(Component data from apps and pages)

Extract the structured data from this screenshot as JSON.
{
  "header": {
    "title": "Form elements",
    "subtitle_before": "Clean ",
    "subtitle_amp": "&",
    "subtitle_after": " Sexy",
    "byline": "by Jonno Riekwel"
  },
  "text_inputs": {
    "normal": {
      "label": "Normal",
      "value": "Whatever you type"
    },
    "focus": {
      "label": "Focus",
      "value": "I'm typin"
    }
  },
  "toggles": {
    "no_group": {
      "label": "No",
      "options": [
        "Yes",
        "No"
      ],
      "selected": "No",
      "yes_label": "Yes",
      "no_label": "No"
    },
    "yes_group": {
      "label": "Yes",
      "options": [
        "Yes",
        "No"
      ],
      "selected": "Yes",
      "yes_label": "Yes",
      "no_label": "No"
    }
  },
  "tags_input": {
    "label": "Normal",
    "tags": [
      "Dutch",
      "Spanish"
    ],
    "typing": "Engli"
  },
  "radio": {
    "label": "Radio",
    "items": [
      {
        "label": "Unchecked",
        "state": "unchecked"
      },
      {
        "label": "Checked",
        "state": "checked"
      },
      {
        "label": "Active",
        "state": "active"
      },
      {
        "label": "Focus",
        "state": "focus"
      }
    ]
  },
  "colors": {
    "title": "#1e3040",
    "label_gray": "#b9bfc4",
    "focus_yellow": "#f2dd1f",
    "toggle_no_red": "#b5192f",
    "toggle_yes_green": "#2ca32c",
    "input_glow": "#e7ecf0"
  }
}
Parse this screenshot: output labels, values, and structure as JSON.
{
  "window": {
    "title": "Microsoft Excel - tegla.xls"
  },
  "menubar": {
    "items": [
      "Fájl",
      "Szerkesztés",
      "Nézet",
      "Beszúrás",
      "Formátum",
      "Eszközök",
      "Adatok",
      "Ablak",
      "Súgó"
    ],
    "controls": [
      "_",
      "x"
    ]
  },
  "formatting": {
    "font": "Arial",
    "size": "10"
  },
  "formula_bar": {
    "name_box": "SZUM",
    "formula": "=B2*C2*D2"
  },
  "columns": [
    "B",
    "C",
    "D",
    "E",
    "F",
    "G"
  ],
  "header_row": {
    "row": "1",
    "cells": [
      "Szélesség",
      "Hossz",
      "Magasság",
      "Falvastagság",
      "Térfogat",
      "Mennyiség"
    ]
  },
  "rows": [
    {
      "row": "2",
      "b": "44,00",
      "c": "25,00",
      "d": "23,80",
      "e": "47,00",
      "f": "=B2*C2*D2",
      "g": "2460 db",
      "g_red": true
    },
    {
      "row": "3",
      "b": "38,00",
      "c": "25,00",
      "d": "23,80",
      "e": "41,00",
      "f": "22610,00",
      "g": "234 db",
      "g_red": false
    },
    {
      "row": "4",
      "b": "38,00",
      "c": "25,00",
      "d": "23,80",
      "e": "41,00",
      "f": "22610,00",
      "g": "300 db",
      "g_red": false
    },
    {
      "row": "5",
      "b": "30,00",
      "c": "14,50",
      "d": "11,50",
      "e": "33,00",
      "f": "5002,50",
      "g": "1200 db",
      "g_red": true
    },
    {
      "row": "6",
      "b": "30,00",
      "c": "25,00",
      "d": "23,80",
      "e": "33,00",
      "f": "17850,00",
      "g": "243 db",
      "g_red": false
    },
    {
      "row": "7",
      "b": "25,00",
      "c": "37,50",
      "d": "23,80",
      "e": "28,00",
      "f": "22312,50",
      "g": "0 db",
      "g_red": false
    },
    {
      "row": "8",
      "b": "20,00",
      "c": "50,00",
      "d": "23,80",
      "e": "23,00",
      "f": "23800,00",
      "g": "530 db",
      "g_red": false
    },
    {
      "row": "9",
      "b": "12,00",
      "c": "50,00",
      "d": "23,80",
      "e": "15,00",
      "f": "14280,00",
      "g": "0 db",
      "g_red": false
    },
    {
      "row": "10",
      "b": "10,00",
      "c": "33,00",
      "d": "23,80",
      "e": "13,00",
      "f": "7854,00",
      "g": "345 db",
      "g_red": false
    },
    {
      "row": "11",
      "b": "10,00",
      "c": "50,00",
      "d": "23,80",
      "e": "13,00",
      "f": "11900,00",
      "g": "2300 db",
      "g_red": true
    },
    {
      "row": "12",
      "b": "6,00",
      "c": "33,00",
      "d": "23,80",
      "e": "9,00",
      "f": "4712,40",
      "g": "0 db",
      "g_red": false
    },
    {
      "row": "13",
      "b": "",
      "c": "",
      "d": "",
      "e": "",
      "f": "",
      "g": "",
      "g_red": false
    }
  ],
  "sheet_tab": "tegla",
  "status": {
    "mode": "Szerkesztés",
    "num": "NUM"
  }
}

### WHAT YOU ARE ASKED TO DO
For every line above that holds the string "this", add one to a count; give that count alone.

### WRITTEN REPLY
2